Problem: Your answer should consist of each line from the data below that contains "cover".

Task data:

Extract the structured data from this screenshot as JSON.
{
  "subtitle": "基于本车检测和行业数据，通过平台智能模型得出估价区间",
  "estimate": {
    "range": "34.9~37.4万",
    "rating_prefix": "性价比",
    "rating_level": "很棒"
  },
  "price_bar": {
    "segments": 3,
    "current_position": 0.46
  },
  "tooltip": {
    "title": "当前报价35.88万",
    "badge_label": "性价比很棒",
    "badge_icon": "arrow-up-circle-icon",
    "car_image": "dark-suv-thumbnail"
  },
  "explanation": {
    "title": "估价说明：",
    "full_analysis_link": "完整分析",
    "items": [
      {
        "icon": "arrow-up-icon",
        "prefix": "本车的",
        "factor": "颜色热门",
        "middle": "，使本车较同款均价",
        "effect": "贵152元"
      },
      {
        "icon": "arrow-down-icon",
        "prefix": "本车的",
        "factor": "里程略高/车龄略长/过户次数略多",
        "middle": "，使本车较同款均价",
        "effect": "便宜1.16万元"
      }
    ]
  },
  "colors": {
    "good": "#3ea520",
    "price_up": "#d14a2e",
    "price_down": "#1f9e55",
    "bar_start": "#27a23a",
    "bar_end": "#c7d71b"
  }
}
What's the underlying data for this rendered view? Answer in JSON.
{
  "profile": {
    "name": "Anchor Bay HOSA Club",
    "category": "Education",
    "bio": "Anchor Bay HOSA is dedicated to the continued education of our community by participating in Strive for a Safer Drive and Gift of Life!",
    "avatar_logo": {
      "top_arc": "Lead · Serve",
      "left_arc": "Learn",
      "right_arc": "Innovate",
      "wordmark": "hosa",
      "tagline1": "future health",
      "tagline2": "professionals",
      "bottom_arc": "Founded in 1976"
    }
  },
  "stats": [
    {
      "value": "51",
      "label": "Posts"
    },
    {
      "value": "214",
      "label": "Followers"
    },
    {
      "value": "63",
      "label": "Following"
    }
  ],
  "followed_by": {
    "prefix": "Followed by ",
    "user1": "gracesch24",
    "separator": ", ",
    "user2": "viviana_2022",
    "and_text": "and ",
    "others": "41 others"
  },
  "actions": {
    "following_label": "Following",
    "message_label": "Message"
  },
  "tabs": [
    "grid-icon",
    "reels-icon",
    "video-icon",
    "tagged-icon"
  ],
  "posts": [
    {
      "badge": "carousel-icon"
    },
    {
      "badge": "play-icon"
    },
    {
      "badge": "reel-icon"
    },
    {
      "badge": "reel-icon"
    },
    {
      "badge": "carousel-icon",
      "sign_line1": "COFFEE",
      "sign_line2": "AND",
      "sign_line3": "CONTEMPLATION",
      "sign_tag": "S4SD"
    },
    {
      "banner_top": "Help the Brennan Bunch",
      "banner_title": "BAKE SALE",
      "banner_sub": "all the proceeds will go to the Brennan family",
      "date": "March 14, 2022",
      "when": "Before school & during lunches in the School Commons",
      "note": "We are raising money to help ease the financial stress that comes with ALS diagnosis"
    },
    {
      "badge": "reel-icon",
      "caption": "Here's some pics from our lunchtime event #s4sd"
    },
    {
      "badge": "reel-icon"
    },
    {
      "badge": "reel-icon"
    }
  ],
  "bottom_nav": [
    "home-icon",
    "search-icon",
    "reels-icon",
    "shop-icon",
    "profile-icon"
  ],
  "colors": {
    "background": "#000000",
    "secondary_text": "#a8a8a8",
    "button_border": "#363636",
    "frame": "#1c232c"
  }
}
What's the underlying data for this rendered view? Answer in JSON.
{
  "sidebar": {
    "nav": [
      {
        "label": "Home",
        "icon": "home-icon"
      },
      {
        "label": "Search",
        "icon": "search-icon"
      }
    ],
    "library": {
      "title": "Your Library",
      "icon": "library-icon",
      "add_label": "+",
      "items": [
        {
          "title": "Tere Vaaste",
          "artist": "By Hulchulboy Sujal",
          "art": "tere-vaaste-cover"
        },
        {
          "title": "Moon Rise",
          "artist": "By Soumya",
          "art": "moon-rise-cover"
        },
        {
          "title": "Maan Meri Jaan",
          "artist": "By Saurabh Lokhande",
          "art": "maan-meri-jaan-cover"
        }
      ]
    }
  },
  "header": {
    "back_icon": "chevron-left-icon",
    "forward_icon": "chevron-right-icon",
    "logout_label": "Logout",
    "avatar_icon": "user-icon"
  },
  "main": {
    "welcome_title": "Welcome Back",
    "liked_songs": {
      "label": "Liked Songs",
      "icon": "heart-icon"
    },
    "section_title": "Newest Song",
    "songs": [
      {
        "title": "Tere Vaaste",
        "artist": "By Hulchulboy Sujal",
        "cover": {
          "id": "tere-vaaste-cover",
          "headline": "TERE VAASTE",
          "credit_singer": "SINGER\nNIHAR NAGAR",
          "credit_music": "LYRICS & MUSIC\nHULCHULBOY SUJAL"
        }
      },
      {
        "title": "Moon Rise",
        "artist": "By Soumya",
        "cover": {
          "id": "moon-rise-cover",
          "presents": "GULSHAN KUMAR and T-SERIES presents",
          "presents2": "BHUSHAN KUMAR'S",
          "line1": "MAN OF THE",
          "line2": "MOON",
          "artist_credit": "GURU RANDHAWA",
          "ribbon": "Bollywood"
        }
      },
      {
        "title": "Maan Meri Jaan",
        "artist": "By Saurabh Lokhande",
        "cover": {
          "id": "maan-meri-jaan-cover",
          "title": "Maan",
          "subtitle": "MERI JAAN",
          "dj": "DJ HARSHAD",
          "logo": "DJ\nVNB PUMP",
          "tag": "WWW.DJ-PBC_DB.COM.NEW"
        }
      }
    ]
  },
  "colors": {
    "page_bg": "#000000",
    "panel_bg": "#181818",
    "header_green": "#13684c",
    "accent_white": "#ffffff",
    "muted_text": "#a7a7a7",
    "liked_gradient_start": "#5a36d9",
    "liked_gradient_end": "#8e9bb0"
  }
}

Result of the task:
          "art": "tere-vaaste-cover"
          "art": "moon-rise-cover"
          "art": "maan-meri-jaan-cover"
        "cover": {
          "id": "tere-vaaste-cover",
        "cover": {
          "id": "moon-rise-cover",
        "cover": {
          "id": "maan-meri-jaan-cover",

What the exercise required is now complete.